■ **WORK TASK**:
Extract every line of the material that holds the string "data".
===
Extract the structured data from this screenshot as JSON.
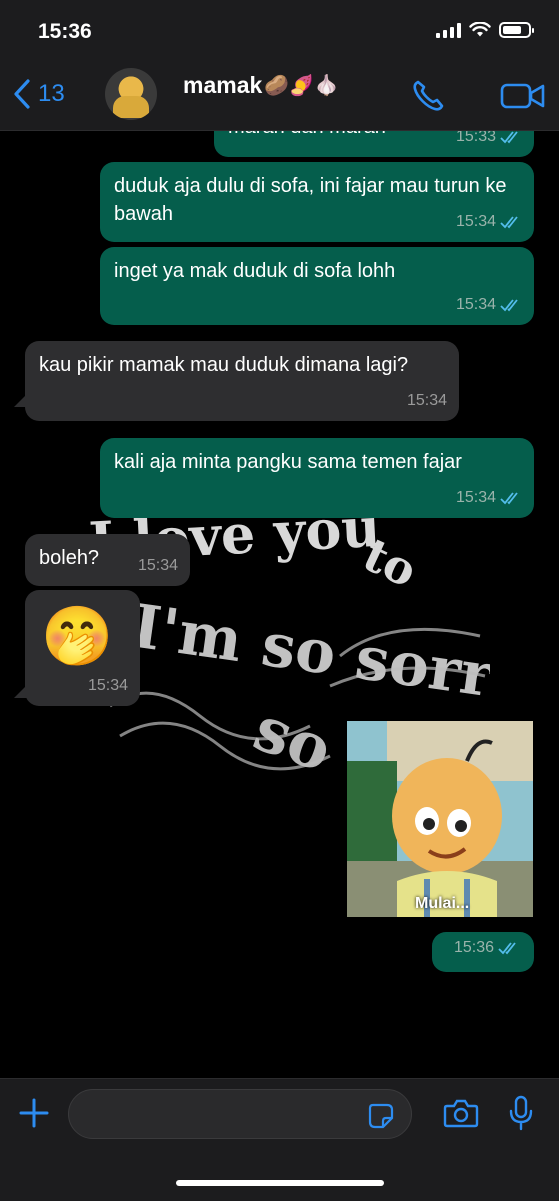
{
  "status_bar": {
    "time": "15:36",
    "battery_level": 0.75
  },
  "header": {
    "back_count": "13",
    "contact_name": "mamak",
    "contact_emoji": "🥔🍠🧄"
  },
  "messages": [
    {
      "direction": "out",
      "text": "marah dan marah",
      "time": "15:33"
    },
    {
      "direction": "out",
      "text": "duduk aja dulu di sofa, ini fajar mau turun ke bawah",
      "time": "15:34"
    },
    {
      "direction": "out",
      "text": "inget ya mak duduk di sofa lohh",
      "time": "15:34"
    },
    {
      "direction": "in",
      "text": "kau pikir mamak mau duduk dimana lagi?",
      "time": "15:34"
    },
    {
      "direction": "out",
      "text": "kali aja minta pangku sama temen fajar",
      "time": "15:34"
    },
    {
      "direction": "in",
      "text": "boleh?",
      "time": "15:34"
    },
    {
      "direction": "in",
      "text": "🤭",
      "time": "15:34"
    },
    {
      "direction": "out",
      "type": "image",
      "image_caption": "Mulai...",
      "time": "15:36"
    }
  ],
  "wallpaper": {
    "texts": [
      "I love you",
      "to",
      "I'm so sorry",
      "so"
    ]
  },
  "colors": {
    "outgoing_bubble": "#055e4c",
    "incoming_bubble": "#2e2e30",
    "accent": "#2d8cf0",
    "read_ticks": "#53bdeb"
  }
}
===
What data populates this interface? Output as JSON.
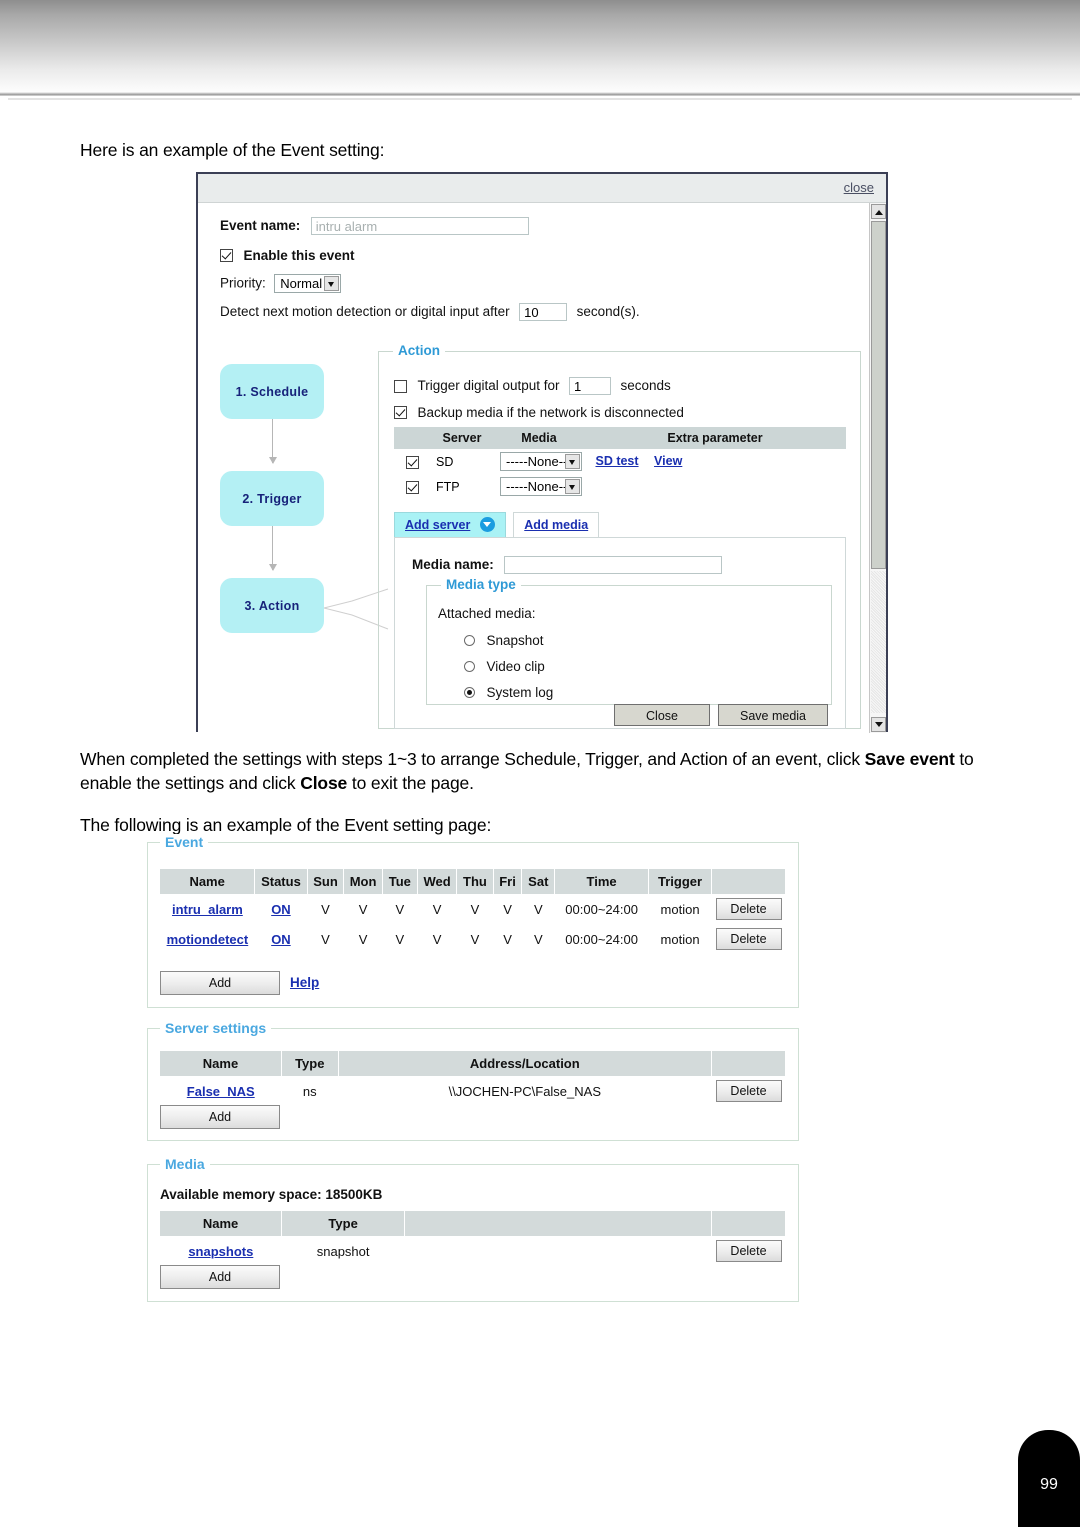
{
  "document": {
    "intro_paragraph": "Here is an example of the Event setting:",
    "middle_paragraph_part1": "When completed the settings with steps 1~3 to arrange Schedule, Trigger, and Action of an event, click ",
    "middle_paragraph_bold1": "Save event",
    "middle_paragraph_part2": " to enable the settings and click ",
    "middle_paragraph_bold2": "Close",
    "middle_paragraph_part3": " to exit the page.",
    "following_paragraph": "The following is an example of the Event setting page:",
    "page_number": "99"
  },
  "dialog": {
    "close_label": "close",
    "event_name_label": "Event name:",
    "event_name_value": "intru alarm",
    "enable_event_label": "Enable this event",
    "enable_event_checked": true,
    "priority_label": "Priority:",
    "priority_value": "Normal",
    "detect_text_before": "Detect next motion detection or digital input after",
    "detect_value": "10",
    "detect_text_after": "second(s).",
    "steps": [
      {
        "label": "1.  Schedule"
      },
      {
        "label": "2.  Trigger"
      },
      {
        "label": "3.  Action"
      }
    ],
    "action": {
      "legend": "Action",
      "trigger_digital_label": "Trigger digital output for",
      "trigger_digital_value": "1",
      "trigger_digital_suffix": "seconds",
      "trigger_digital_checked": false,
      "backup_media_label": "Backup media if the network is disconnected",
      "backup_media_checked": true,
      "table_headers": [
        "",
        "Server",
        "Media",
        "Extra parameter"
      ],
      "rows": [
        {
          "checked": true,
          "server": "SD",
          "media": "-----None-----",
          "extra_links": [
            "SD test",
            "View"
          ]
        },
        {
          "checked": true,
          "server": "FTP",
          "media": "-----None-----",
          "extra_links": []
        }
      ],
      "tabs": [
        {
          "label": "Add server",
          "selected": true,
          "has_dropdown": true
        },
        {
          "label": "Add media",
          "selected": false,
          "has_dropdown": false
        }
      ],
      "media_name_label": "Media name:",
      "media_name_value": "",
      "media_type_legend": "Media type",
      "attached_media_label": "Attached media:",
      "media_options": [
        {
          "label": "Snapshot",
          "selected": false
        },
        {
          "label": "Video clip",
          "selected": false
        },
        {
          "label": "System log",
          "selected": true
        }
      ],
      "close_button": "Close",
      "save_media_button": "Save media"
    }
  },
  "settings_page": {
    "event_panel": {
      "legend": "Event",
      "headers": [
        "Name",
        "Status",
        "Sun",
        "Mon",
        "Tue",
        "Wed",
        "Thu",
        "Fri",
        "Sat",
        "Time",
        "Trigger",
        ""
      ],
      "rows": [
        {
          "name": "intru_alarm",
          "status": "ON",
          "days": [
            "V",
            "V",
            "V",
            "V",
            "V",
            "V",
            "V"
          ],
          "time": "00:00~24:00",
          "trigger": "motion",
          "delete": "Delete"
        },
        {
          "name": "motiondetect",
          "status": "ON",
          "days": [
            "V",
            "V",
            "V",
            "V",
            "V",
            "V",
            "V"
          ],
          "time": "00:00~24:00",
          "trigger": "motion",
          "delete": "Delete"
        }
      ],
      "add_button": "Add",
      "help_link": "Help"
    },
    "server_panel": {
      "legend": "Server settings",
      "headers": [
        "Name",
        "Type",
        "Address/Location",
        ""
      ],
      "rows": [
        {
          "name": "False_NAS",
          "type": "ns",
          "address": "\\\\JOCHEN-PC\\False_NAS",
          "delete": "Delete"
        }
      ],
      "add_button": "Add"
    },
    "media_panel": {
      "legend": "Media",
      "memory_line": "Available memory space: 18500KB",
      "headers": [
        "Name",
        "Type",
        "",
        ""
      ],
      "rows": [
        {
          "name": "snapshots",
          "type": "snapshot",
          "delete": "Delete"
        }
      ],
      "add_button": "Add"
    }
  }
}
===
■ **TASK RESPONSE**:
Extract the structured data from this screenshot as JSON.
What data populates this interface? Output as JSON.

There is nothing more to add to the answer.